Count how many lines in the data hold the word "this", and give that number alone.

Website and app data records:
* * * * * * *
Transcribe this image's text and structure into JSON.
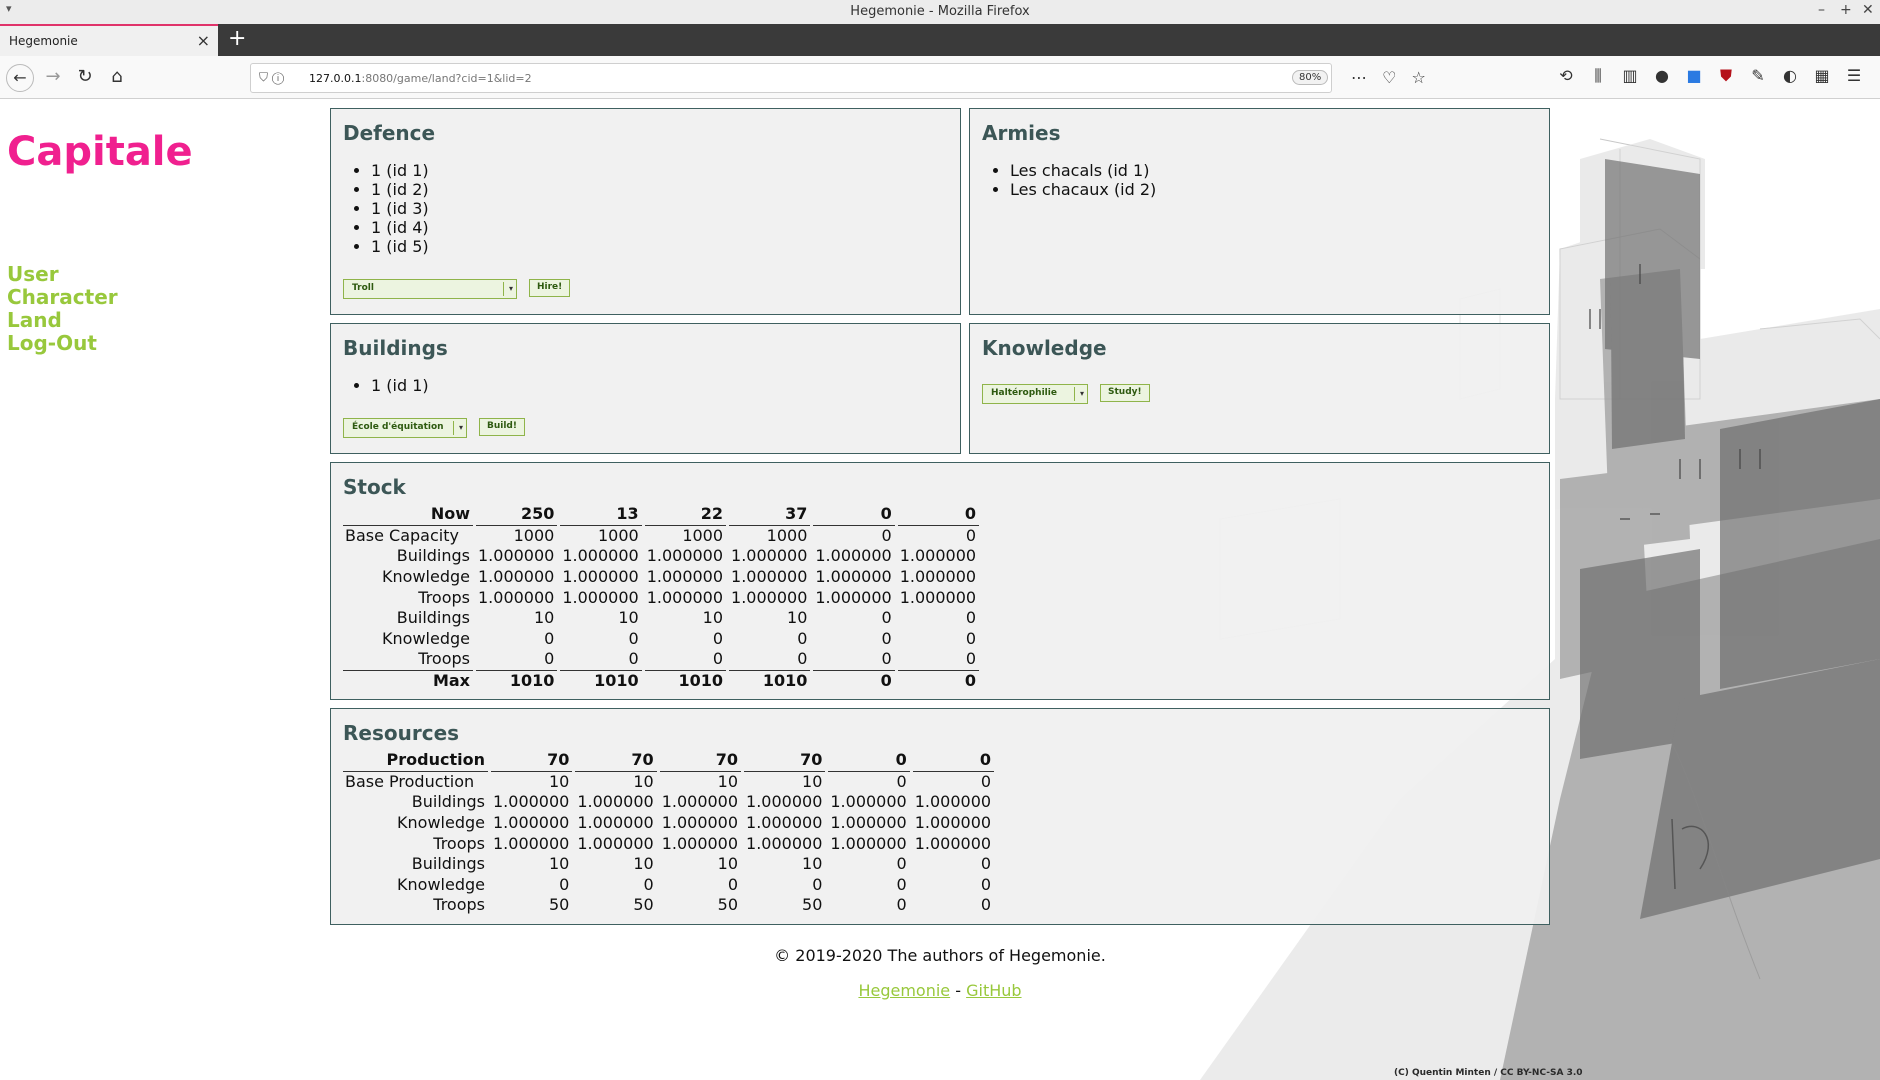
{
  "browser": {
    "window_title": "Hegemonie - Mozilla Firefox",
    "tab_title": "Hegemonie",
    "url_host": "127.0.0.1",
    "url_rest": ":8080/game/land?cid=1&lid=2",
    "zoom": "80%"
  },
  "site": {
    "brand": "Capitale",
    "menu": [
      "User",
      "Character",
      "Land",
      "Log-Out"
    ]
  },
  "defence": {
    "title": "Defence",
    "items": [
      "1 (id 1)",
      "1 (id 2)",
      "1 (id 3)",
      "1 (id 4)",
      "1 (id 5)"
    ],
    "select_value": "Troll",
    "button": "Hire!"
  },
  "armies": {
    "title": "Armies",
    "items": [
      "Les chacals (id 1)",
      "Les chacaux (id 2)"
    ]
  },
  "buildings": {
    "title": "Buildings",
    "items": [
      "1 (id 1)"
    ],
    "select_value": "École d'équitation",
    "button": "Build!"
  },
  "knowledge": {
    "title": "Knowledge",
    "select_value": "Haltérophilie",
    "button": "Study!"
  },
  "stock": {
    "title": "Stock",
    "header": [
      "Now",
      "250",
      "13",
      "22",
      "37",
      "0",
      "0"
    ],
    "rows": [
      [
        "Base Capacity",
        "1000",
        "1000",
        "1000",
        "1000",
        "0",
        "0"
      ],
      [
        "Buildings",
        "1.000000",
        "1.000000",
        "1.000000",
        "1.000000",
        "1.000000",
        "1.000000"
      ],
      [
        "Knowledge",
        "1.000000",
        "1.000000",
        "1.000000",
        "1.000000",
        "1.000000",
        "1.000000"
      ],
      [
        "Troops",
        "1.000000",
        "1.000000",
        "1.000000",
        "1.000000",
        "1.000000",
        "1.000000"
      ],
      [
        "Buildings",
        "10",
        "10",
        "10",
        "10",
        "0",
        "0"
      ],
      [
        "Knowledge",
        "0",
        "0",
        "0",
        "0",
        "0",
        "0"
      ],
      [
        "Troops",
        "0",
        "0",
        "0",
        "0",
        "0",
        "0"
      ]
    ],
    "footer": [
      "Max",
      "1010",
      "1010",
      "1010",
      "1010",
      "0",
      "0"
    ]
  },
  "resources": {
    "title": "Resources",
    "header": [
      "Production",
      "70",
      "70",
      "70",
      "70",
      "0",
      "0"
    ],
    "rows": [
      [
        "Base Production",
        "10",
        "10",
        "10",
        "10",
        "0",
        "0"
      ],
      [
        "Buildings",
        "1.000000",
        "1.000000",
        "1.000000",
        "1.000000",
        "1.000000",
        "1.000000"
      ],
      [
        "Knowledge",
        "1.000000",
        "1.000000",
        "1.000000",
        "1.000000",
        "1.000000",
        "1.000000"
      ],
      [
        "Troops",
        "1.000000",
        "1.000000",
        "1.000000",
        "1.000000",
        "1.000000",
        "1.000000"
      ],
      [
        "Buildings",
        "10",
        "10",
        "10",
        "10",
        "0",
        "0"
      ],
      [
        "Knowledge",
        "0",
        "0",
        "0",
        "0",
        "0",
        "0"
      ],
      [
        "Troops",
        "50",
        "50",
        "50",
        "50",
        "0",
        "0"
      ]
    ]
  },
  "footer": {
    "copyright": "© 2019-2020 The authors of Hegemonie.",
    "link1": "Hegemonie",
    "separator": "-",
    "link2": "GitHub",
    "credit": "(C) Quentin Minten / CC BY-NC-SA 3.0"
  },
  "colors": {
    "brand": "#f0208f",
    "menu": "#98c83c",
    "panel_title": "#3c5656",
    "panel_border": "#3f6060"
  }
}
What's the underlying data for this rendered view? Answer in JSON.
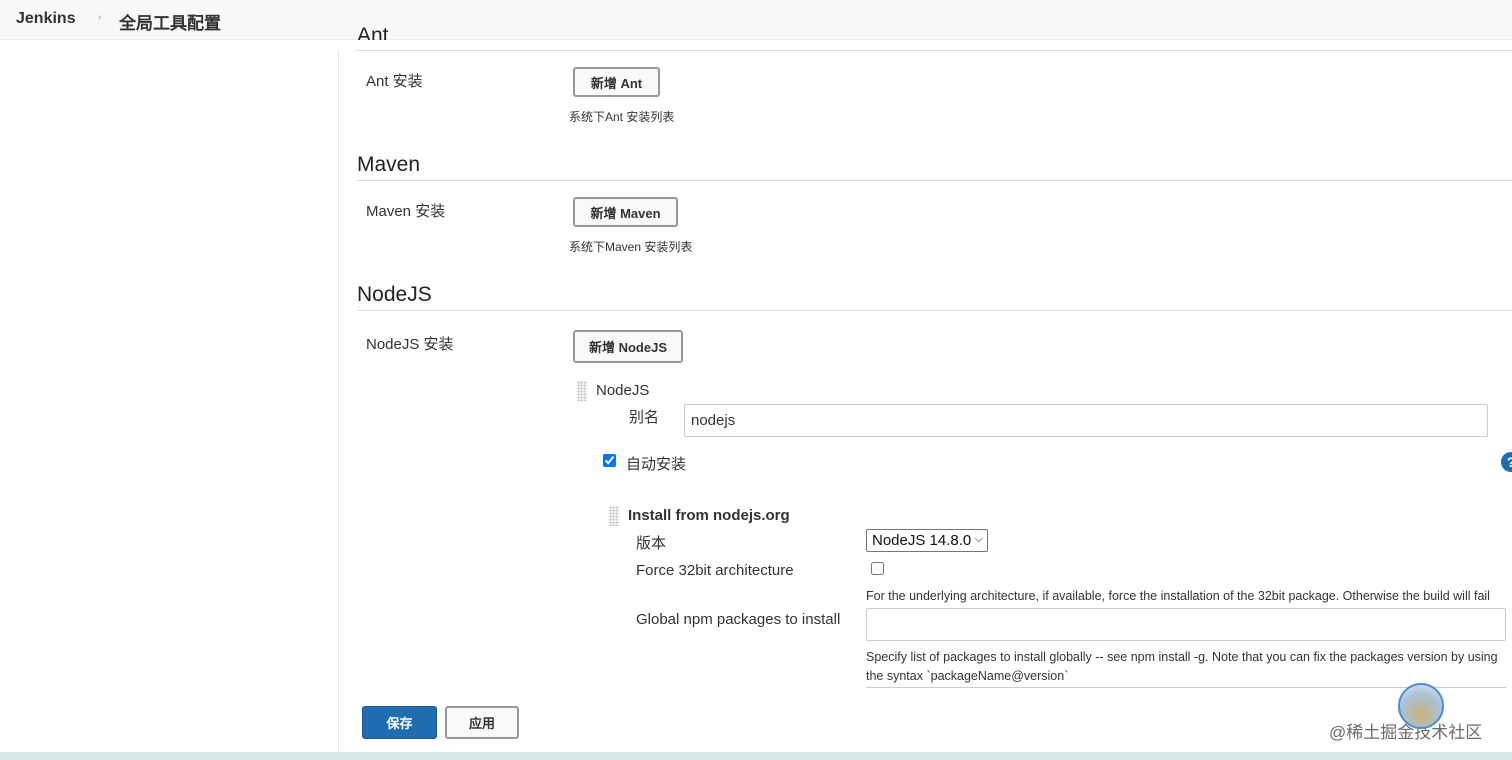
{
  "header": {
    "brand": "Jenkins",
    "separator": "›",
    "breadcrumb": "全局工具配置"
  },
  "ant": {
    "title": "Ant",
    "row_label": "Ant 安装",
    "add_button": "新增 Ant",
    "hint": "系统下Ant 安装列表"
  },
  "maven": {
    "title": "Maven",
    "row_label": "Maven 安装",
    "add_button": "新增 Maven",
    "hint": "系统下Maven 安装列表"
  },
  "nodejs": {
    "title": "NodeJS",
    "row_label": "NodeJS 安装",
    "add_button": "新增 NodeJS",
    "installation": {
      "header": "NodeJS",
      "alias_label": "别名",
      "alias_value": "nodejs",
      "auto_install_label": "自动安装",
      "auto_install_checked": true,
      "installer": {
        "title": "Install from nodejs.org",
        "version_label": "版本",
        "version_value": "NodeJS 14.8.0",
        "force32_label": "Force 32bit architecture",
        "force32_checked": false,
        "force32_help": "For the underlying architecture, if available, force the installation of the 32bit package. Otherwise the build will fail",
        "npm_label": "Global npm packages to install",
        "npm_value": "",
        "npm_help_line1": "Specify list of packages to install globally -- see npm install -g. Note that you can fix the packages version by using",
        "npm_help_line2": "the syntax `packageName@version`"
      }
    }
  },
  "footer": {
    "save": "保存",
    "apply": "应用"
  },
  "help_icon": "?",
  "watermark": "@稀土掘金技术社区",
  "colors": {
    "primary": "#1f6db0",
    "topbar_bg": "#f8f8f8",
    "bottom_bar": "#d9e6ea"
  }
}
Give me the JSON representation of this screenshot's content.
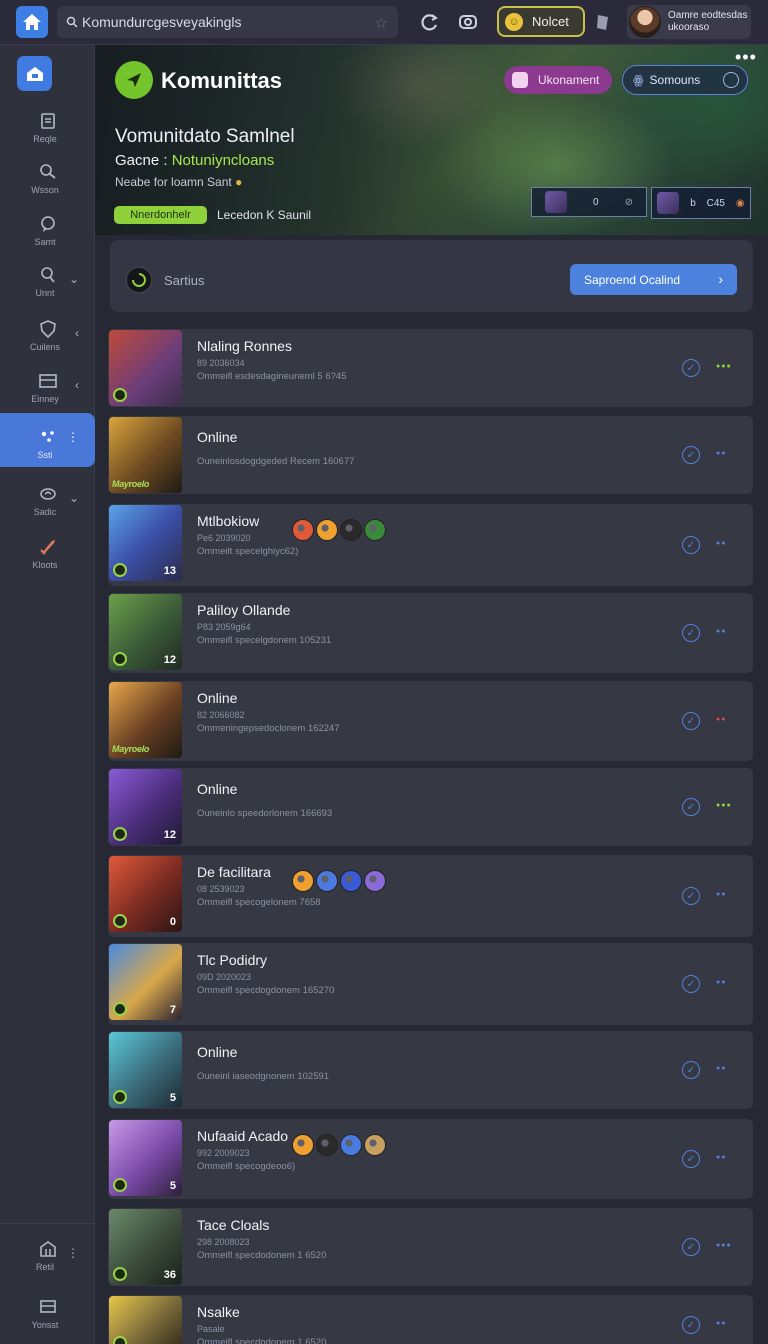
{
  "topbar": {
    "search_value": "Komundurcgesveyakingls",
    "notif_label": "Nolcet",
    "user_text": "Oamre eodtesdas ukooraso"
  },
  "sidebar": {
    "items": [
      {
        "label": "Reqle"
      },
      {
        "label": "Wsson"
      },
      {
        "label": "Samt"
      },
      {
        "label": "Unnt"
      },
      {
        "label": "Cuilens"
      },
      {
        "label": "Einney"
      },
      {
        "label": "Ssti"
      },
      {
        "label": "Sadic"
      },
      {
        "label": "Kloots"
      }
    ],
    "bottom": [
      {
        "label": "Retil"
      },
      {
        "label": "Yonsst"
      }
    ]
  },
  "hero": {
    "title": "Komunittas",
    "pill1": "Ukonament",
    "pill2": "Somouns",
    "subtitle": "Vomunitdato Samlnel",
    "game_label": "Gacne :",
    "game_value": "Notuniyncloans",
    "mode": "Neabe for loamn Sant",
    "tag": "Nnerdonhelr",
    "leader": "Lecedon K Saunil",
    "map1": [
      "0",
      "N"
    ],
    "map2": [
      "b",
      "C45"
    ]
  },
  "status": {
    "label": "Sartius",
    "button": "Saproend Ocalind"
  },
  "rows": [
    {
      "name": "Nlaling Ronnes",
      "sub1": "89 2036034",
      "sub2": "Ommeifl esdesdagineuneml 5 6?45",
      "level": "",
      "dots": "green"
    },
    {
      "name": "Online",
      "sub1": "",
      "sub2": "Ouneinlosdogdgeded Recem 160677",
      "level": "",
      "dots": "blue"
    },
    {
      "name": "Mtlbokiow",
      "sub1": "Pe6 2039020",
      "sub2": "Ommeilt specelghiyc62)",
      "level": "13",
      "dots": "blue"
    },
    {
      "name": "Paliloy Ollande",
      "sub1": "P83 2059g64",
      "sub2": "Ommeifl specelgdonem 105231",
      "level": "12",
      "dots": "blue"
    },
    {
      "name": "Online",
      "sub1": "82 2066082",
      "sub2": "Ommeningepsedoclonem 162247",
      "level": "",
      "dots": "red"
    },
    {
      "name": "Online",
      "sub1": "",
      "sub2": "Ouneinlo speedorlonem 166693",
      "level": "12",
      "dots": "green"
    },
    {
      "name": "De facilitara",
      "sub1": "08 2539023",
      "sub2": "Ommeifl specogelonem 7658",
      "level": "0",
      "dots": "blue"
    },
    {
      "name": "Tlc Podidry",
      "sub1": "09D 2020023",
      "sub2": "Ommeifl specdogdonem 165270",
      "level": "7",
      "dots": "blue"
    },
    {
      "name": "Online",
      "sub1": "",
      "sub2": "Ouneinl iaseodgnonem 102591",
      "level": "5",
      "dots": "blue"
    },
    {
      "name": "Nufaaid Acado",
      "sub1": "992 2009023",
      "sub2": "Ommeifl specogdeoo6)",
      "level": "5",
      "dots": "blue"
    },
    {
      "name": "Tace Cloals",
      "sub1": "298 2008023",
      "sub2": "Ommeifl specdodonem 1 6520",
      "level": "36",
      "dots": "blue"
    },
    {
      "name": "Nsalke",
      "sub1": "Pasale",
      "sub2": "Ommeifl specdodonem 1 6520",
      "level": "",
      "dots": "blue"
    }
  ]
}
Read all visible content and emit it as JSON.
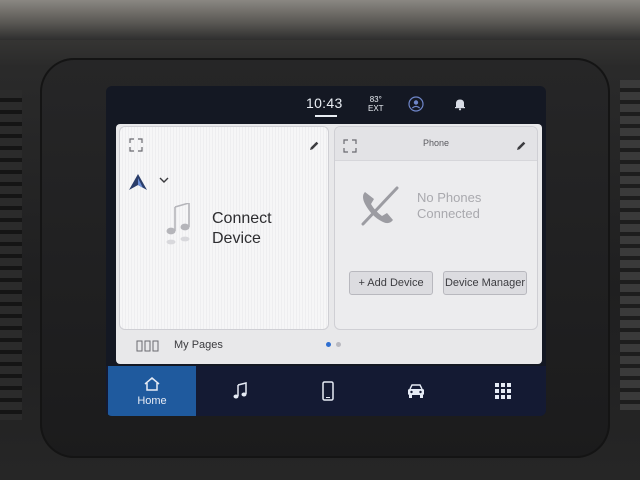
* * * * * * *
* _Exercise response_: 3